Despite the common association between authenticity and motivation in language learning, there does not currently exist a single volume exploring these connections. This book looks at the relationship between authenticity and motivation by specifically viewing the process of mutually validating the act of learning as social authentication, which in turn can often lead to positive motivational synergy between students and teacher(s). The study at the centre of this book uses autoethnography and practitioner research to examine the complex relationship between authenticity and motivation in the foreign language learning classroom. In particular, it traces the links between student and teacher motivation, and proposes that authenticity can act as a bridge to connect learners to the classroom environment and engage with the activity of learning.
Table of Contents
2. The Theoretical Framework: Stepping Stones
3. Research Methods: The Evolution of my Design
4. Spring Semester 2014
5. Autumn Semester 2014-15
6. Bridging the Gap: Synergies into Praxis
Richard Pinner is a language teacher and associate professor at Sophia University in Tokyo. He holds a PhD in ELT and Applied Linguistics and has published several articles on language teaching, most recently in Language Teaching Research, English Today and Applied Linguistics Review.
Featured Author Profiles
'This second book from Richard Pinner explores the synergy between two concepts traditionally associated with language learning: motivation and authenticity. Combining a unique theoretical perspective with practical ideas for language practitioners, Pinner here firmly establishes himself as ‘one to watch’ in this field.' — Dr Freda Mishan, University of Limerick, Ireland
'This book offers a fascinating insight into the dynamic evolving relationship between teacher motivation and student motivation in the classroom.
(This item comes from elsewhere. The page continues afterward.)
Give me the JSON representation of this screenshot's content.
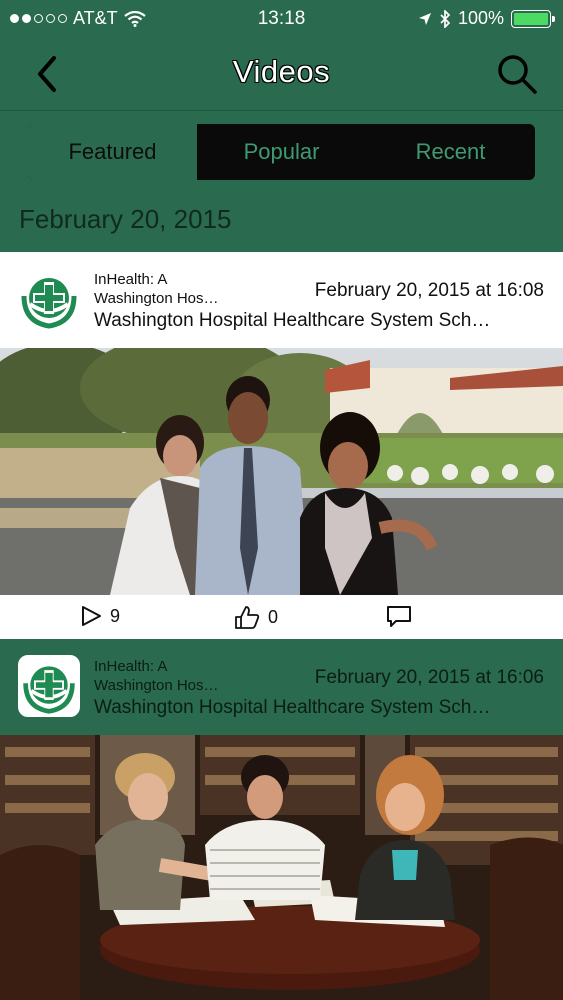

Through a rich illustrated reflexive narrative of his exploratory practice as a teacher of English at a Japanese university, Richard Pinner discusses how the motivational synergy between teacher and students is bound up with the classroom community’s experience of ‘social authentication’—i.e. the affective sense of social connectedness and shared investment in the teaching–learning process. The book will be valuable reading for researchers, teachers and teacher-researchers interested in understanding or exploring the social dynamics of classroom motivation.' — Professor Ema Ushioda, Director, Centre for Applied Linguistics, University of Warwick
'Despite recognition of its importance, few empirical studies have been able to convincingly portray the vitally interconnected and emergent nature of teacher and learner motivation. In this enlightening book, Richard Pinner does just this, from an insider perspective. The book relates his experiences as he works as a practitioner-researcher to understand and replicate conditions in a particularly vibrant and meaningful class that he taught in the past. This is a deeply reflective account of Pinner’s classroom research, combining autoethnography with exploratory practice as he seeks to understand both himself and his learners more profoundly. The book grounds numerous useful ideas developed through the research, such as a socially-constructed sense of shared positive energy known as motivational synergy, in the narrative of the author’s emerging identity as a classroom practitioner. It also draws strong parallels with Ushioda’s (2009) person-in-context relational view of motivation, arguing convincingly that authenticity in the classroom ought to be reconceptualized as a process whereby teachers and learners socially validate language use. For me, the most intriguing aspect was simply the capacity of the book to allow the reader to enter not only Pinner’s classroom, but also his thinking, over a year of teaching.' — Richard Sampson, Associate Professor, University Education Centre, Gunma University, Japan
'Exploring interactions between teacher and student motivation from an authenticity perspective, and drawing on complementary methodologies which emphasize the value of classroom-based practitioner-led research, this book provides rare insights into a dynamic and underexplored relationship. Pinner’s investigations into his own identity development, and the influences that his strivings for self-authenticity have on his practice and his student’s motivation provide insights that will resonate with other practitioners dedicated to providing meaningful and enriching learning experiences.' — Professor Alastair Henry, University West, Sweden